[Entries from a dataset of interfaces]

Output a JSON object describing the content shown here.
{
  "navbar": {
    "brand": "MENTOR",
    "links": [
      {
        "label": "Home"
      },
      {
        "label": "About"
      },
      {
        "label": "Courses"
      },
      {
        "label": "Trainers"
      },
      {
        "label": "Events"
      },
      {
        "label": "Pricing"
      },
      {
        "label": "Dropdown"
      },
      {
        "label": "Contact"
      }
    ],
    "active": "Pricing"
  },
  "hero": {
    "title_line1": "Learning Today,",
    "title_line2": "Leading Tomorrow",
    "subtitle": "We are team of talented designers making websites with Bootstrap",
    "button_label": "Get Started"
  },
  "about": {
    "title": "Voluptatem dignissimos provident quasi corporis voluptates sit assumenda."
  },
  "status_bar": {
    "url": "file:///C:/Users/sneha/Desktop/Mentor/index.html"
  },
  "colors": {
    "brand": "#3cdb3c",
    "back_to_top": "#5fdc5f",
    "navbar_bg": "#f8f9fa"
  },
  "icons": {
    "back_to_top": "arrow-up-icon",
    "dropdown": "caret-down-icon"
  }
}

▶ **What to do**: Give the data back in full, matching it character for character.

▶ **Reply to the task**:
Output a JSON object describing the content shown here.
{
  "navbar": {
    "brand": "MENTOR",
    "links": [
      {
        "label": "Home"
      },
      {
        "label": "About"
      },
      {
        "label": "Courses"
      },
      {
        "label": "Trainers"
      },
      {
        "label": "Events"
      },
      {
        "label": "Pricing"
      },
      {
        "label": "Dropdown"
      },
      {
        "label": "Contact"
      }
    ],
    "active": "Pricing"
  },
  "hero": {
    "title_line1": "Learning Today,",
    "title_line2": "Leading Tomorrow",
    "subtitle": "We are team of talented designers making websites with Bootstrap",
    "button_label": "Get Started"
  },
  "about": {
    "title": "Voluptatem dignissimos provident quasi corporis voluptates sit assumenda."
  },
  "status_bar": {
    "url": "file:///C:/Users/sneha/Desktop/Mentor/index.html"
  },
  "colors": {
    "brand": "#3cdb3c",
    "back_to_top": "#5fdc5f",
    "navbar_bg": "#f8f9fa"
  },
  "icons": {
    "back_to_top": "arrow-up-icon",
    "dropdown": "caret-down-icon"
  }
}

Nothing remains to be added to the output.